### Activity
Be exact. Print each record as it stands.

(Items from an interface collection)
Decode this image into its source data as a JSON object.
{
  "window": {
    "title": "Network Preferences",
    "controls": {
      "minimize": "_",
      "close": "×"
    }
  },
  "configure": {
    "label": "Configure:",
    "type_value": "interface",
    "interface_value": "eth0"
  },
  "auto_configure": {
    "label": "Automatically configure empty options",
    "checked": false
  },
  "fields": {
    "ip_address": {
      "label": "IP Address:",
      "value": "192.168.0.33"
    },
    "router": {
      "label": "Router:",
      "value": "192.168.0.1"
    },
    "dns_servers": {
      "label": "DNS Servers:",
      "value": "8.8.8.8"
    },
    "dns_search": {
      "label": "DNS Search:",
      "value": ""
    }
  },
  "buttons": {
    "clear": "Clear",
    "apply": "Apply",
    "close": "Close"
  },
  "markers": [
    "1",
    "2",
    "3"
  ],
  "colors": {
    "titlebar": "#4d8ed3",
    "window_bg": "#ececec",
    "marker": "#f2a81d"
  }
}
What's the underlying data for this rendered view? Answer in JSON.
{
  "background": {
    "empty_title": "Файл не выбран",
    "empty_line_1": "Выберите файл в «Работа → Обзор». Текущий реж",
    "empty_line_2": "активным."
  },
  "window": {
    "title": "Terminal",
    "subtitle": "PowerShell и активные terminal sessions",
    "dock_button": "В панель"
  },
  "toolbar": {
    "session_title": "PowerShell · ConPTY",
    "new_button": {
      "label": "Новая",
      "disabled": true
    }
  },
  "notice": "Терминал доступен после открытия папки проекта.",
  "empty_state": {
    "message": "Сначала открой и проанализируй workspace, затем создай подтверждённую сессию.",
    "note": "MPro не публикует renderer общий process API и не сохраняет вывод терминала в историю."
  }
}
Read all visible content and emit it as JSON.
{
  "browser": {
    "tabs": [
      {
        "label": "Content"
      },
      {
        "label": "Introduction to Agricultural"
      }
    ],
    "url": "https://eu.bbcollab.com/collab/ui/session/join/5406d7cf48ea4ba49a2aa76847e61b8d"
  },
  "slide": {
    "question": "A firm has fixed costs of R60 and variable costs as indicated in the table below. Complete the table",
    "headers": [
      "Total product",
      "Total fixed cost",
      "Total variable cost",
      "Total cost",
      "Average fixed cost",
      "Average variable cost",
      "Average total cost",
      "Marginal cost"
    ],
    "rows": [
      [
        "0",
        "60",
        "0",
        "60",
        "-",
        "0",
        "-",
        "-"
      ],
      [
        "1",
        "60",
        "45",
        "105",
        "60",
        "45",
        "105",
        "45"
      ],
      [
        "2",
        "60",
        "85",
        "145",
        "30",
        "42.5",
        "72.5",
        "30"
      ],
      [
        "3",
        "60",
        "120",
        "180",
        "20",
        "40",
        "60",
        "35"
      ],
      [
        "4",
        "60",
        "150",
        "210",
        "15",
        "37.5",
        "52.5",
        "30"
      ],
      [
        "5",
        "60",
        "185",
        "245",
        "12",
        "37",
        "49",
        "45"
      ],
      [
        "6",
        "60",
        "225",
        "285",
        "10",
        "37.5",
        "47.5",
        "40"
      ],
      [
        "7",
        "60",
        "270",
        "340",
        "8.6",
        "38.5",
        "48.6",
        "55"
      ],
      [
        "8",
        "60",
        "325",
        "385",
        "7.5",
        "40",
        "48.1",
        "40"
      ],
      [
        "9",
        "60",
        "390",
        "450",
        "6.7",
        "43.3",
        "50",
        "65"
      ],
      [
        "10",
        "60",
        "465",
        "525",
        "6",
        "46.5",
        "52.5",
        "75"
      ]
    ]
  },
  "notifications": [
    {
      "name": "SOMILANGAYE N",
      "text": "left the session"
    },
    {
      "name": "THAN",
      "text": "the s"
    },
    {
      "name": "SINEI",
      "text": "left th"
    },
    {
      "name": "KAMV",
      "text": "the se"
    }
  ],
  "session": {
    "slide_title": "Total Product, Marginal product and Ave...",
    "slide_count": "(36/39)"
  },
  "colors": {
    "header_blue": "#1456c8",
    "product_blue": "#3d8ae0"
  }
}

### Exercise result
Decode this image into its source data as a JSON object.
{
  "window": {
    "title": "Network Preferences",
    "controls": {
      "minimize": "_",
      "close": "×"
    }
  },
  "configure": {
    "label": "Configure:",
    "type_value": "interface",
    "interface_value": "eth0"
  },
  "auto_configure": {
    "label": "Automatically configure empty options",
    "checked": false
  },
  "fields": {
    "ip_address": {
      "label": "IP Address:",
      "value": "192.168.0.33"
    },
    "router": {
      "label": "Router:",
      "value": "192.168.0.1"
    },
    "dns_servers": {
      "label": "DNS Servers:",
      "value": "8.8.8.8"
    },
    "dns_search": {
      "label": "DNS Search:",
      "value": ""
    }
  },
  "buttons": {
    "clear": "Clear",
    "apply": "Apply",
    "close": "Close"
  },
  "markers": [
    "1",
    "2",
    "3"
  ],
  "colors": {
    "titlebar": "#4d8ed3",
    "window_bg": "#ececec",
    "marker": "#f2a81d"
  }
}
What's the underlying data for this rendered view? Answer in JSON.
{
  "background": {
    "empty_title": "Файл не выбран",
    "empty_line_1": "Выберите файл в «Работа → Обзор». Текущий реж",
    "empty_line_2": "активным."
  },
  "window": {
    "title": "Terminal",
    "subtitle": "PowerShell и активные terminal sessions",
    "dock_button": "В панель"
  },
  "toolbar": {
    "session_title": "PowerShell · ConPTY",
    "new_button": {
      "label": "Новая",
      "disabled": true
    }
  },
  "notice": "Терминал доступен после открытия папки проекта.",
  "empty_state": {
    "message": "Сначала открой и проанализируй workspace, затем создай подтверждённую сессию.",
    "note": "MPro не публикует renderer общий process API и не сохраняет вывод терминала в историю."
  }
}
Read all visible content and emit it as JSON.
{
  "browser": {
    "tabs": [
      {
        "label": "Content"
      },
      {
        "label": "Introduction to Agricultural"
      }
    ],
    "url": "https://eu.bbcollab.com/collab/ui/session/join/5406d7cf48ea4ba49a2aa76847e61b8d"
  },
  "slide": {
    "question": "A firm has fixed costs of R60 and variable costs as indicated in the table below. Complete the table",
    "headers": [
      "Total product",
      "Total fixed cost",
      "Total variable cost",
      "Total cost",
      "Average fixed cost",
      "Average variable cost",
      "Average total cost",
      "Marginal cost"
    ],
    "rows": [
      [
        "0",
        "60",
        "0",
        "60",
        "-",
        "0",
        "-",
        "-"
      ],
      [
        "1",
        "60",
        "45",
        "105",
        "60",
        "45",
        "105",
        "45"
      ],
      [
        "2",
        "60",
        "85",
        "145",
        "30",
        "42.5",
        "72.5",
        "30"
      ],
      [
        "3",
        "60",
        "120",
        "180",
        "20",
        "40",
        "60",
        "35"
      ],
      [
        "4",
        "60",
        "150",
        "210",
        "15",
        "37.5",
        "52.5",
        "30"
      ],
      [
        "5",
        "60",
        "185",
        "245",
        "12",
        "37",
        "49",
        "45"
      ],
      [
        "6",
        "60",
        "225",
        "285",
        "10",
        "37.5",
        "47.5",
        "40"
      ],
      [
        "7",
        "60",
        "270",
        "340",
        "8.6",
        "38.5",
        "48.6",
        "55"
      ],
      [
        "8",
        "60",
        "325",
        "385",
        "7.5",
        "40",
        "48.1",
        "40"
      ],
      [
        "9",
        "60",
        "390",
        "450",
        "6.7",
        "43.3",
        "50",
        "65"
      ],
      [
        "10",
        "60",
        "465",
        "525",
        "6",
        "46.5",
        "52.5",
        "75"
      ]
    ]
  },
  "notifications": [
    {
      "name": "SOMILANGAYE N",
      "text": "left the session"
    },
    {
      "name": "THAN",
      "text": "the s"
    },
    {
      "name": "SINEI",
      "text": "left th"
    },
    {
      "name": "KAMV",
      "text": "the se"
    }
  ],
  "session": {
    "slide_title": "Total Product, Marginal product and Ave...",
    "slide_count": "(36/39)"
  },
  "colors": {
    "header_blue": "#1456c8",
    "product_blue": "#3d8ae0"
  }
}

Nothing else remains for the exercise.